Yesterday was Ash Wednesday –
I would guess that everyone has had the experience of suddenly noticing something that everyone else was already well aware of. I can remember when I, as a young teenager, never gave a second thought to the VW Beetle until a friend of mine introduced me to the game of “slug-bug”. After that, my eyes were opened and I suddenly started noticing VW Bugs everywhere!
Humans are like that – when something crosses our threshold of awareness we suddenly start noticing that thing everywhere.
I used to be Christian, but I was never Catholic. So Ash Wednesday is something of a mystery to me. Theoretically I know that Catholics have their minister or priest mark their foreheads with a bit of ash and water. But yesterday afternoon I actually noticed this while running errands. And for the rest of the day, I kept noticing it again and again.
And as I wandered through our local Wally-world, the geeky part of me was estimating that perhaps 10 percent of those people that I encountered had ash on their foreheads. And I started thinking that this was a quiet way for Catholics to speak up – to gently remind everyone else that they were more than merely theoretical. They reminded me that they actually existed.
Suddenly Catholics in Fresno became real – they were humanized.
Would it be useful for Atheists to do something like this?
Oh I don’t mean wear ashes on our foreheads. And honestly, I think Catholics are being more than a little hypocritical by advertising their humility.
Non-believers should realize that religious people feel they can ignore us because it is almost impossible to tell a secular person from a religious person. And because we are so easily ignored, we are often forgotten. We are forgotten when new legislation is formed and when politicians give speeches. When the religious decide what is, and what is not a basic human right, they ignore secular objections.
Maybe secular people should take a lesson from Catholics. There are plenty of symbols that non-believers could wear to show that we exist. We could pick one day a year, advertise that day, and wear one of these symbols.
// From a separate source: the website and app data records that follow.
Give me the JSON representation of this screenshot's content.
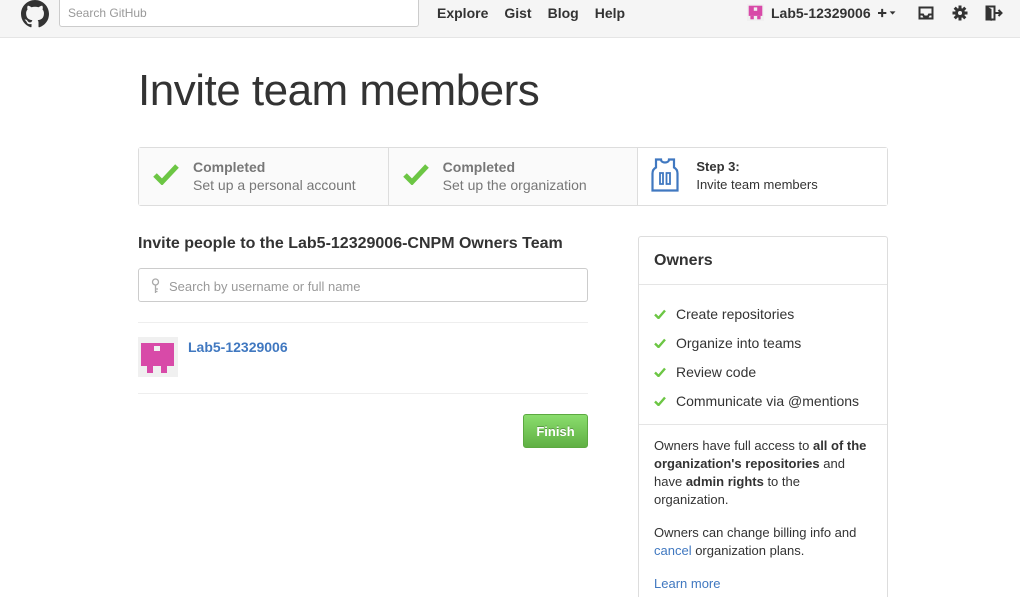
{
  "header": {
    "search_placeholder": "Search GitHub",
    "nav": [
      "Explore",
      "Gist",
      "Blog",
      "Help"
    ],
    "username": "Lab5-12329006"
  },
  "page_title": "Invite team members",
  "steps": [
    {
      "status": "Completed",
      "label": "Set up a personal account"
    },
    {
      "status": "Completed",
      "label": "Set up the organization"
    },
    {
      "status": "Step 3:",
      "label": "Invite team members"
    }
  ],
  "invite": {
    "title": "Invite people to the Lab5-12329006-CNPM Owners Team",
    "search_placeholder": "Search by username or full name",
    "member_name": "Lab5-12329006",
    "finish_label": "Finish"
  },
  "owners": {
    "title": "Owners",
    "permissions": [
      "Create repositories",
      "Organize into teams",
      "Review code",
      "Communicate via @mentions"
    ],
    "desc1": {
      "a": "Owners have full access to ",
      "b": "all of the organization's repositories",
      "c": " and have ",
      "d": "admin rights",
      "e": " to the organization."
    },
    "desc2": {
      "a": "Owners can change billing info and ",
      "link": "cancel",
      "b": " organization plans."
    },
    "learn_more": "Learn more"
  },
  "colors": {
    "accent_link": "#4078c0",
    "check_green": "#6cc644",
    "avatar_pink": "#d84aa8"
  }
}
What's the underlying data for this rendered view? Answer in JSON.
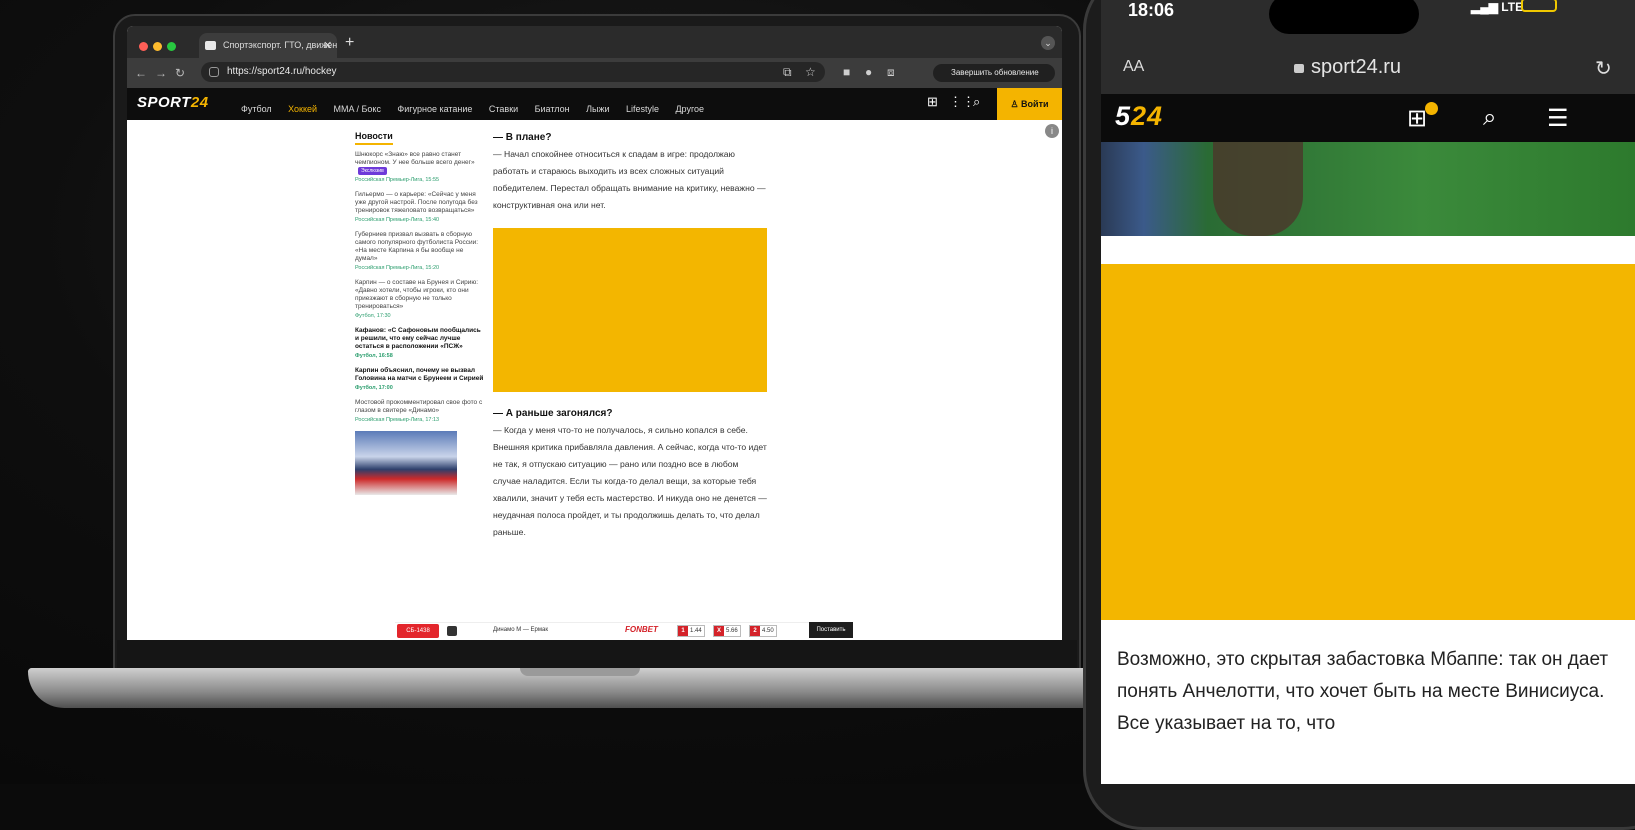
{
  "laptop": {
    "tab_title": "Спортэкспорт. ГТО, движение в...",
    "url": "https://sport24.ru/hockey",
    "update_button": "Завершить обновление",
    "site": {
      "logo_main": "SPORT",
      "logo_accent": "24",
      "nav": [
        "Футбол",
        "Хоккей",
        "MMA / Бокс",
        "Фигурное катание",
        "Ставки",
        "Биатлон",
        "Лыжи",
        "Lifestyle",
        "Другое"
      ],
      "active_nav": "Хоккей",
      "login": "Войти"
    },
    "news": {
      "title": "Новости",
      "items": [
        {
          "text": "Шнюкорс «Знаю» все равно станет чемпионом. У нее больше всего денег»",
          "badge": "Экслюзив",
          "meta": "Российская Премьер-Лига, 15:55",
          "bold": false
        },
        {
          "text": "Гильермо — о карьере: «Сейчас у меня уже другой настрой. После полугода без тренировок тяжеловато возвращаться»",
          "badge": "",
          "meta": "Российская Премьер-Лига, 15:40",
          "bold": false
        },
        {
          "text": "Губерниев призвал вызвать в сборную самого популярного футболиста России: «На месте Карпина я бы вообще не думал»",
          "badge": "",
          "meta": "Российская Премьер-Лига, 15:20",
          "bold": false
        },
        {
          "text": "Карпин — о составе на Брунея и Сирию: «Давно хотели, чтобы игроки, кто они приезжают в сборную не только тренироваться»",
          "badge": "",
          "meta": "Футбол, 17:30",
          "bold": false
        },
        {
          "text": "Кафанов: «С Сафоновым пообщались и решили, что ему сейчас лучше остаться в расположении «ПСЖ»",
          "badge": "",
          "meta": "Футбол, 16:58",
          "bold": true
        },
        {
          "text": "Карпин объяснил, почему не вызвал Головина на матчи с Брунеем и Сирией",
          "badge": "",
          "meta": "Футбол, 17:00",
          "bold": true
        },
        {
          "text": "Мостовой прокомментировал свое фото с глазом в свитере «Динамо»",
          "badge": "",
          "meta": "Российская Премьер-Лига, 17:13",
          "bold": false
        }
      ]
    },
    "article": {
      "q1": "— В плане?",
      "p1": "— Начал спокойнее относиться к спадам в игре: продолжаю работать и стараюсь выходить из всех сложных ситуаций победителем. Перестал обращать внимание на критику, неважно — конструктивная она или нет.",
      "q2": "— А раньше загонялся?",
      "p2": "— Когда у меня что-то не получалось, я сильно копался в себе. Внешняя критика прибавляла давления. А сейчас, когда что-то идет не так, я отпускаю ситуацию — рано или поздно все в любом случае наладится. Если ты когда-то делал вещи, за которые тебя хвалили, значит у тебя есть мастерство. И никуда оно не денется — неудачная полоса пройдет, и ты продолжишь делать то, что делал раньше."
    },
    "betbar": {
      "live": "СБ-1438",
      "teams": "Динамо М — Ермак",
      "bookmaker": "FONBET",
      "odds": [
        {
          "k": "1",
          "v": "1.44"
        },
        {
          "k": "X",
          "v": "5.66"
        },
        {
          "k": "2",
          "v": "4.50"
        }
      ],
      "bet": "Поставить"
    }
  },
  "phone": {
    "time": "18:06",
    "network": "LTE",
    "text_size": "AA",
    "domain": "sport24.ru",
    "logo_main": "5",
    "logo_accent": "24",
    "body_text": "Возможно, это скрытая забастовка Мбаппе: так он дает понять Анчелотти, что хочет быть на месте Винисиуса. Все указывает на то, что"
  },
  "colors": {
    "accent": "#f4b400",
    "ad": "#f3b600",
    "header": "#0d0d0d",
    "live": "#e3262c"
  },
  "icons": [
    "gift-icon",
    "grid-icon",
    "search-icon",
    "user-icon",
    "menu-icon",
    "reload-icon",
    "lock-icon"
  ]
}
It doesn’t matter that there is a plethora of different Atheistic symbols, wear one that you identify with – but wear it on that day! Tell anyone who asks just what the symbol is and what it stands for.
I suggest that we do this on the first Thursday of May every year. This is also known as the National Day of Thought / Day of Reason, in opposition to America’s National Day of Prayer. On this day secular people are urged to donate blood (I did last year!). I think this would be a perfect day to wear a secular symbol of your choice at the blood donor station.
It’ll give you something to talk about.